If Robert's family (if he had one) helped with Westmorland estates and stayed close to the Durham family, they would very likely have emulated the christian names as they arose. For example, Richard Belasyse died in 1540. Richard Bellas died in 1597. Nicholas and James were new names in the Durham family in the 1560s, and they also became new names among the Westmorland Bellas families just a little bit later. The names Robert and John, on the other hand, which were strong family names from Norman times, continued in Westmorland, but were dropped from the Durham branch; this almost appears as a disassociation in the other direction.
There is a plaque in the church in Appelby that lists the Vicars since 1250. This list is further evidence of the interests in Westmoreland from the east side of England. St Michael's was owned by the Convent of St Mary's, York, and it's 12th Vicar, in 1579, was Thomas Fairfax. (Thomas Bellas was its 21st Vicar in 1823.) It is worth noting that George's (Durham) great-grandfather, Sir William Belasyse (1523-1604), married Margaret Fairfax. This period coincides with Elizabeth Bellas.

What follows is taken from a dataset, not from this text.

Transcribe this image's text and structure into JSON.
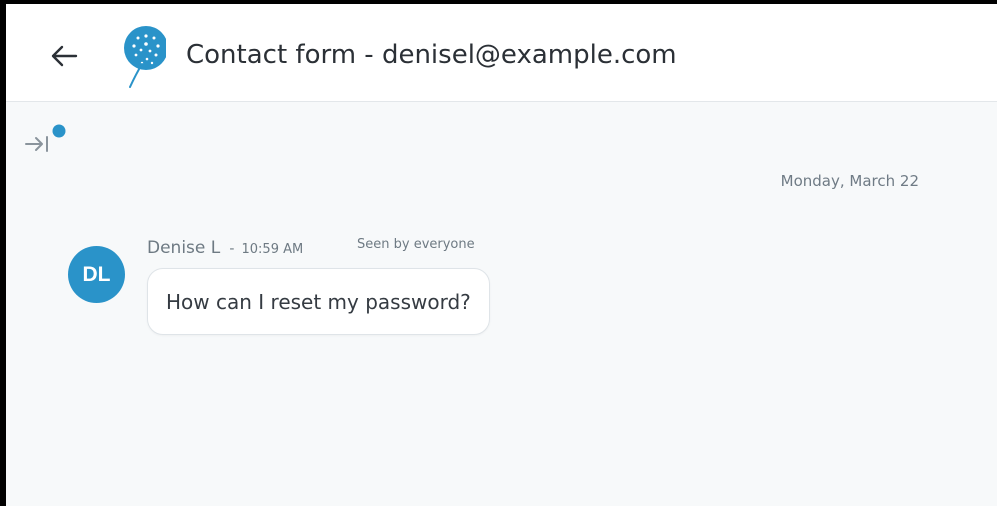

This note has used the pedigree of Augustus Bellasis and the Path notes of Sydney Bellas on the web, and the plaque in St Michael's Appelby. More research should be possible. For the time being, the two Georges will remain one and the same.
Marriage Notes for George BELLASIS and Elizabeth PARKER
This was George's second marriage.
This was George's second marriage.
137. William BELLAS
William Bellas was the son by his father's 1st wife; the dates and details are unknown.